First, I would like to thank AuSM and AuSM for providing me this platform to weigh in on various economic and industry trends. But why choose a “Monty Python” line as the title?
Because it is my hope this column will offer a differing perspective. Not to be a contrarian just for the sake of it, but rather to seek out areas where conventional “wisdom” becomes too lazily accepted. Consider the consensus theory on how the new- and used-vehicle markets will perform this year.
Used-vehicle sales will benefit as new-vehicle sales slow
Yes, there is little doubt that in unit terms new vehicles will likely decline, while used retail sales rise in 2018.
But it won’t be because of a substitution effect. In economist speak, new and used vehicles are complements; not substitutes.
For starters, consider the simple fact that most new-vehicle sales force one or more used-vehicle transactions within a matter of months.
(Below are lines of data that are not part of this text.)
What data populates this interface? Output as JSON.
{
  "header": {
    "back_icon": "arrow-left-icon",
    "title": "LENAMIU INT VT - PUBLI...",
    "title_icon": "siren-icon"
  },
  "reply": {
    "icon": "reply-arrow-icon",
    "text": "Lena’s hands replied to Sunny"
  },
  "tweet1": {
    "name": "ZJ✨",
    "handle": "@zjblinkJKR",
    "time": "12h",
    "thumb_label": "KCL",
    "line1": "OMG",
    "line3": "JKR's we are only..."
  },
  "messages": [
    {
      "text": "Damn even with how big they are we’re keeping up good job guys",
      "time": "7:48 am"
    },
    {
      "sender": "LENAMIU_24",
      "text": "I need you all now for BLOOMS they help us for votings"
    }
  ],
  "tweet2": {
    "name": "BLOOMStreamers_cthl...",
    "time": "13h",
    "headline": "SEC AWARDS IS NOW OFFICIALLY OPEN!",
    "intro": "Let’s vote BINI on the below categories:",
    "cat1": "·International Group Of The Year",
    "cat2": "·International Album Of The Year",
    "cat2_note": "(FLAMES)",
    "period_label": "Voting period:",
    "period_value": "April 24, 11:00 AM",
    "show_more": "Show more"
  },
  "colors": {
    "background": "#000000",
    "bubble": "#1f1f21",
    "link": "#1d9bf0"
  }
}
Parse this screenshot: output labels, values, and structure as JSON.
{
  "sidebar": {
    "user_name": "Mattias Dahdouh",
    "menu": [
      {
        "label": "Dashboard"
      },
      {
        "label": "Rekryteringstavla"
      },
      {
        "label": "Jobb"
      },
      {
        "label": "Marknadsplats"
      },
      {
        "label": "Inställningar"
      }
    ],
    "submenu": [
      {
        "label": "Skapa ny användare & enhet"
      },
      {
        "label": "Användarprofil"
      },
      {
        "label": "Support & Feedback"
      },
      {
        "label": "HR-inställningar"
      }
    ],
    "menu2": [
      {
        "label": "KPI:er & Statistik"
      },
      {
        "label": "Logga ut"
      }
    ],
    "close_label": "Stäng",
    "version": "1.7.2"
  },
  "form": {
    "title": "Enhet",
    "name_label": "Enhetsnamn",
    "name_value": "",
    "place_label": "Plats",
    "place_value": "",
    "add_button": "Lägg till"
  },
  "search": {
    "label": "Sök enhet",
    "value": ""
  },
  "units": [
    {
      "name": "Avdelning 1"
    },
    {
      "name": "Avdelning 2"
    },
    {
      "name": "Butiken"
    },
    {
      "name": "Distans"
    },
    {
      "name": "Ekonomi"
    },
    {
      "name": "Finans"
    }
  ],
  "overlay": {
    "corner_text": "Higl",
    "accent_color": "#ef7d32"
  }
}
Trade-ins and turn-ins must be quickly retailed — and those sales often involve additional trade-ins and sales.
Yes, there is some substitution between new and used vehicles as the value proposition shifts over time, but that is swamped by underlying fundamentals.
Both markets are driven by the consumer’s willingness and ability to buy. And, in fact, the used-vehicle market is more sensitive to affordability and credit availability issues than is the new-vehicle market. Thus, it is ludicrous to argue that rising interest rates in 2018 will somehow help used-vehicle sales at the expense of new vehicles.
‘Want’ versus ‘need’
This misinterpretation between substitutes and complements is further exacerbated by a failure to understand basic market drivers. The “2018 Buyer Journey Study” from Cox Automotive notes that 61 percent of new- and used-vehicle buyers “needed” to buy, versus 39 percent who “wanted” to buy. (The percentage of need buyers was up from 56 percent in 2016.)
I suspect the survey respondents had a squishy definition of the term “need.” Sort of like when my granddaughter enters a store, and she says she needs candy.
The only people who “need” to enter into a vehicle transaction are those that have suffered a total vehicle loss, are end-of-term lessors, or are acquiring their first vehicle. Those categories combined are a small part of all transactions.
Most people buy vehicles because they have the ability and willingness to trade up. So, to be healthy, both the new- and used-vehicle marketplaces need income growth, credit availability and consumer confidence. Neither market ever “benefits” from deteriorating conditions within those forces.
The shifting value proposition
But, yes, the relative value proposition offered by the new- and used-vehicle markets does shift over time. And, as such, one market will perform better than the other. But that outperformance is a result of strength in that particular market’s dynamics — not the substitution effect between markets.
Price differentials between the markets can, of course, greatly impact the relative value proposition between a new- versus a used-vehicle purchase. The ratio of the new-vehicle CPI to the used-vehicle CPI has, however, stayed in a fairly narrow range for the past 35 years.
And, more importantly, there is no correlation between that series and the relative performance of new- and used-vehicle sales. Again, market fundamentals trump the substitution effect.
Bad theory, correct prediction. So what difference does it make if analysts get to the right forecast via a flawed theory? A lot, because dealers need to know who their used-vehicle buyers will be.
They will not be would-be new-vehicle buyers trading down, they will be used-vehicle buyers trading up. That’s especially true now that companies from Apple to Wal-Mart (and most in between) have given bonuses to rank-and-file workers as a windfall from tax reform. In addition, labor markets are just now showing some signs of wage growth for lower- and middle-income households. Those will the tailwinds in 2018. Ride them!
Tom Webb is the former chief economist for Cox Automotive, Manheim and NADA. He can be reached at [email protected] and on Twitter: @tomwebb1950.